### Exercise prompt
When the string "네트워크" appears in a line of the records, show the whole line.

[Opening Data extracts section]

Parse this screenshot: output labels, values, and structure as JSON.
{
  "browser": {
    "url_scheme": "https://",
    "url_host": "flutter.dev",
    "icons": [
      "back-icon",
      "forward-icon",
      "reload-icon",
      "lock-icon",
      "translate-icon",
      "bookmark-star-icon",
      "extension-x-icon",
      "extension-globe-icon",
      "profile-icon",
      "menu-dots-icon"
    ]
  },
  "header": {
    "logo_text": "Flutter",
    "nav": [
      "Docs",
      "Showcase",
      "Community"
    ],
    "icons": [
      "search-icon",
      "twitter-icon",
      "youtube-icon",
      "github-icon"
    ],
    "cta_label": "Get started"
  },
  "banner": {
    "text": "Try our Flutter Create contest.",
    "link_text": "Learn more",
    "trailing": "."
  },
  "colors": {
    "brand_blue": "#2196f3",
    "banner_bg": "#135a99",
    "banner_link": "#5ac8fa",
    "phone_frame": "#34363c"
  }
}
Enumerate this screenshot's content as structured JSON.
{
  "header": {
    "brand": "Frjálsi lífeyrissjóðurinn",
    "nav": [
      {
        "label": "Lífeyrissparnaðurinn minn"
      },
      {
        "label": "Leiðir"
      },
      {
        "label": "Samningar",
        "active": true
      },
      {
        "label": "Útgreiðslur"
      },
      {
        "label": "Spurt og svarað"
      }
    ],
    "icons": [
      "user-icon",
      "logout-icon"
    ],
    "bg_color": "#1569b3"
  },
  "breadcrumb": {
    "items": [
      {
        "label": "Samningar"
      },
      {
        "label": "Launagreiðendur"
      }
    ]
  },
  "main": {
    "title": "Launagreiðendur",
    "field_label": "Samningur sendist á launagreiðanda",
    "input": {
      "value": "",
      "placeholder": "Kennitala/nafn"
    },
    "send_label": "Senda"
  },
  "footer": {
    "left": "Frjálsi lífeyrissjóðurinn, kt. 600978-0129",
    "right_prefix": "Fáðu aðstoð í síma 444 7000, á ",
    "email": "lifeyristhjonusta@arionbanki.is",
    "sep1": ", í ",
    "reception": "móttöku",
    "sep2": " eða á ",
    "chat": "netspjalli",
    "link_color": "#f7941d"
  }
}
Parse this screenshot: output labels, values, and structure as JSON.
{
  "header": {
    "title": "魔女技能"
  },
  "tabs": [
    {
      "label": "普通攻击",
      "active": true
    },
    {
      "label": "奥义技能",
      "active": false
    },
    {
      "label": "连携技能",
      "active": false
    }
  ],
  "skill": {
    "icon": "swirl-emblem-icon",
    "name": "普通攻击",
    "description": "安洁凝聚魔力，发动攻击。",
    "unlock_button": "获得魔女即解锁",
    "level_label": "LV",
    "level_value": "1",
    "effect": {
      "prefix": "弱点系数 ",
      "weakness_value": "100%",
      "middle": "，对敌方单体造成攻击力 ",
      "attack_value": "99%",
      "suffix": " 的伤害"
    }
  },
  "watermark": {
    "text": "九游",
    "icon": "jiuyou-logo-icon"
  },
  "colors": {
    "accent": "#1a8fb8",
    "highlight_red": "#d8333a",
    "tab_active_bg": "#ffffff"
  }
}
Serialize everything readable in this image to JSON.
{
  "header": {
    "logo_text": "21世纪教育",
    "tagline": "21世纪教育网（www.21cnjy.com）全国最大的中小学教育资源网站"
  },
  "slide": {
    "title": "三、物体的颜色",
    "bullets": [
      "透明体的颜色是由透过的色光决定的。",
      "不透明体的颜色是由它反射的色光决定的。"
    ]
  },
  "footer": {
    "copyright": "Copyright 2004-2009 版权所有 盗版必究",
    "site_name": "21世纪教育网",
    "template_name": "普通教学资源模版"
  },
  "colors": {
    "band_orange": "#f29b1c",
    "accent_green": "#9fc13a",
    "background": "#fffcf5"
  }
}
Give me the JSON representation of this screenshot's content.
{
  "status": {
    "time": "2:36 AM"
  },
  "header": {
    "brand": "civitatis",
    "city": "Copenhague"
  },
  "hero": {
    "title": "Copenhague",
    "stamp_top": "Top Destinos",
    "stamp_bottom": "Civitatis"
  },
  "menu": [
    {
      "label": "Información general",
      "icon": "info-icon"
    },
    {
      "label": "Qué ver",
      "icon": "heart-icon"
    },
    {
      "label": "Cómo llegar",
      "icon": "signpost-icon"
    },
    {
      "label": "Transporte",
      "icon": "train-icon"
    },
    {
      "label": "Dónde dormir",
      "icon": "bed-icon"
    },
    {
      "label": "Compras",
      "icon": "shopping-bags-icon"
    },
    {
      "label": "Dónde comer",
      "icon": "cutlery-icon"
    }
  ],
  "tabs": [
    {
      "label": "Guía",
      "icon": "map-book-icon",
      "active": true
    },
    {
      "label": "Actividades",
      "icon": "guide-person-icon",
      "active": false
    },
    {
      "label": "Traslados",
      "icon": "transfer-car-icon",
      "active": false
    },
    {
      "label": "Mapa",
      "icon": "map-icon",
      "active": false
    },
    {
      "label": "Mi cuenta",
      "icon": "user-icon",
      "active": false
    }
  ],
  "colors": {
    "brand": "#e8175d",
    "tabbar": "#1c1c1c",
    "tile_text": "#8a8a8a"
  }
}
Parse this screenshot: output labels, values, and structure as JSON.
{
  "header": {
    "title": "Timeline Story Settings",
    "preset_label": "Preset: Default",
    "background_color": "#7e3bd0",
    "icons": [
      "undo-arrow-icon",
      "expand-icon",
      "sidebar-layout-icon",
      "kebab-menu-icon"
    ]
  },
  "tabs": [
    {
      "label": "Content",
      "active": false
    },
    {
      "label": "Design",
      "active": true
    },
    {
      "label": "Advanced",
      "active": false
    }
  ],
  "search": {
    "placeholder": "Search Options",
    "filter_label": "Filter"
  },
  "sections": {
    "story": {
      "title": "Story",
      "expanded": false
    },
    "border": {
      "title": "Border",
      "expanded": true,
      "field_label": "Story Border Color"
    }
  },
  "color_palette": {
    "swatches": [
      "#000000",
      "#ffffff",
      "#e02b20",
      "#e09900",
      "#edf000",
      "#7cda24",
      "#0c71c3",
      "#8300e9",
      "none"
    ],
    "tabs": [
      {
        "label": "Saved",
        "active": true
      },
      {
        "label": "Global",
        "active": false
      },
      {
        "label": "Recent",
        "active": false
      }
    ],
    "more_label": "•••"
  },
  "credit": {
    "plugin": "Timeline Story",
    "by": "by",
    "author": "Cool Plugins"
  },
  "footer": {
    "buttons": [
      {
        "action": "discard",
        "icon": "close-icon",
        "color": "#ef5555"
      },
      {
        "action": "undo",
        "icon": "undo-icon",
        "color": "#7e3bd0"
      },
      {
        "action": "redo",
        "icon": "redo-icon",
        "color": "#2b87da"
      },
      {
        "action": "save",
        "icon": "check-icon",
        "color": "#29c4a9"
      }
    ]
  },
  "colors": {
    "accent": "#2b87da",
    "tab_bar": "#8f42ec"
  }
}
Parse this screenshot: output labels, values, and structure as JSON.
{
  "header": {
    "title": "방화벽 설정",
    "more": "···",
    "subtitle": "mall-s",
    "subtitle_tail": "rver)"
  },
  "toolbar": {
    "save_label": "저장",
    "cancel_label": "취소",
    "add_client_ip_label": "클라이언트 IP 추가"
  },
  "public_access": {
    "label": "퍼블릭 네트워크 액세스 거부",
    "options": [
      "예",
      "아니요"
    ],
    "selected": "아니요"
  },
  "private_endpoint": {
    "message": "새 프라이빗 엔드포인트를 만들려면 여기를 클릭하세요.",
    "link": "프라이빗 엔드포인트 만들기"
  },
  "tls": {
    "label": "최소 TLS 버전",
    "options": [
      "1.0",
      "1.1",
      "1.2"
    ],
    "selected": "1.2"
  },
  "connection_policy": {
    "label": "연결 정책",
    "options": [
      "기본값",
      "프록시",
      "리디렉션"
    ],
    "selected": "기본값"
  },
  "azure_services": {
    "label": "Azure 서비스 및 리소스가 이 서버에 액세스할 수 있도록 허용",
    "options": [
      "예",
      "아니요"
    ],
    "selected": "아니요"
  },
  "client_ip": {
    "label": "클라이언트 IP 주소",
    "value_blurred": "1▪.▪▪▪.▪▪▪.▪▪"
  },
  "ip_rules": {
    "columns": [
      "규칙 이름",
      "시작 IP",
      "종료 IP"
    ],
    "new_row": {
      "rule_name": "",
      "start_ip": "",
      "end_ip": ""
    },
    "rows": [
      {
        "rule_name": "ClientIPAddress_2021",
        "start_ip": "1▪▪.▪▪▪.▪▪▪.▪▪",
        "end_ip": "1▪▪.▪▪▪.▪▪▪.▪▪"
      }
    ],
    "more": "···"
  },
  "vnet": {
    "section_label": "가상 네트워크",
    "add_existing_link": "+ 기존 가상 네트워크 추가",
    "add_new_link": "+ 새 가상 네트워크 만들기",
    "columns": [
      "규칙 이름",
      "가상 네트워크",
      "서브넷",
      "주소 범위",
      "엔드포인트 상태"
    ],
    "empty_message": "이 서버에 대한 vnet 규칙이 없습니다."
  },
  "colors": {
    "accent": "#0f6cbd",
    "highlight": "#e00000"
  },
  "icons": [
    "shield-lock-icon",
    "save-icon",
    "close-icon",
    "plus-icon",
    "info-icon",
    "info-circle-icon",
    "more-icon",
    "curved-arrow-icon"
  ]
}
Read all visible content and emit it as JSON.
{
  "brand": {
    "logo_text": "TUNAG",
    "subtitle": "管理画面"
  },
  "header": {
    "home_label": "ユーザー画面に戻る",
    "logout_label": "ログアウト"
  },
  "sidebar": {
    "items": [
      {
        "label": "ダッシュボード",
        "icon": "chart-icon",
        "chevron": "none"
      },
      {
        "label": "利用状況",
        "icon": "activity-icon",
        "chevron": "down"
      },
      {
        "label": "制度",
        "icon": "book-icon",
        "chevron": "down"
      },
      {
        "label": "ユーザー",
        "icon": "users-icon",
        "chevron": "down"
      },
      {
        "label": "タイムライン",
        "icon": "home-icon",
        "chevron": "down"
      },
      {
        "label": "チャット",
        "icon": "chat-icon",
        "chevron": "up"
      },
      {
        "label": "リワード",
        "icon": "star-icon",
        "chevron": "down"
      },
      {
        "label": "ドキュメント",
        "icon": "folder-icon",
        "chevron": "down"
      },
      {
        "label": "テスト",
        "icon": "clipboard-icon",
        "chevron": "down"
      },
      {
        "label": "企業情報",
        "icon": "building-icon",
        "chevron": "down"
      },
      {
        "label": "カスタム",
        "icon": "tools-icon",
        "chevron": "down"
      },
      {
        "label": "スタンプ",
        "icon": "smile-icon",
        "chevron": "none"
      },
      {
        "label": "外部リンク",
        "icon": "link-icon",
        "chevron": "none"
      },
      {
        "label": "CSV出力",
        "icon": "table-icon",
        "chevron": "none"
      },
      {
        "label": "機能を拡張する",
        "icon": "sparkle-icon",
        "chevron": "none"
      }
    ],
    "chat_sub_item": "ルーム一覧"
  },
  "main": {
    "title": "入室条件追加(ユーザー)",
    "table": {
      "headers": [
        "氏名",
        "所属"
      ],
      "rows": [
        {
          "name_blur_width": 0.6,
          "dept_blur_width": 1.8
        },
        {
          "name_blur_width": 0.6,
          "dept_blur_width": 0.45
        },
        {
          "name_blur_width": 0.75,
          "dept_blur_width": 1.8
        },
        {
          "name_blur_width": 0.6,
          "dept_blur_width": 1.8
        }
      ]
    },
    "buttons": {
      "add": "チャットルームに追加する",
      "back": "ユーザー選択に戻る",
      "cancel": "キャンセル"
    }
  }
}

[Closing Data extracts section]

### Your solution
    "label": "퍼블릭 네트워크 액세스 거부",
    "section_label": "가상 네트워크",
    "add_existing_link": "+ 기존 가상 네트워크 추가",
    "add_new_link": "+ 새 가상 네트워크 만들기",
      "가상 네트워크",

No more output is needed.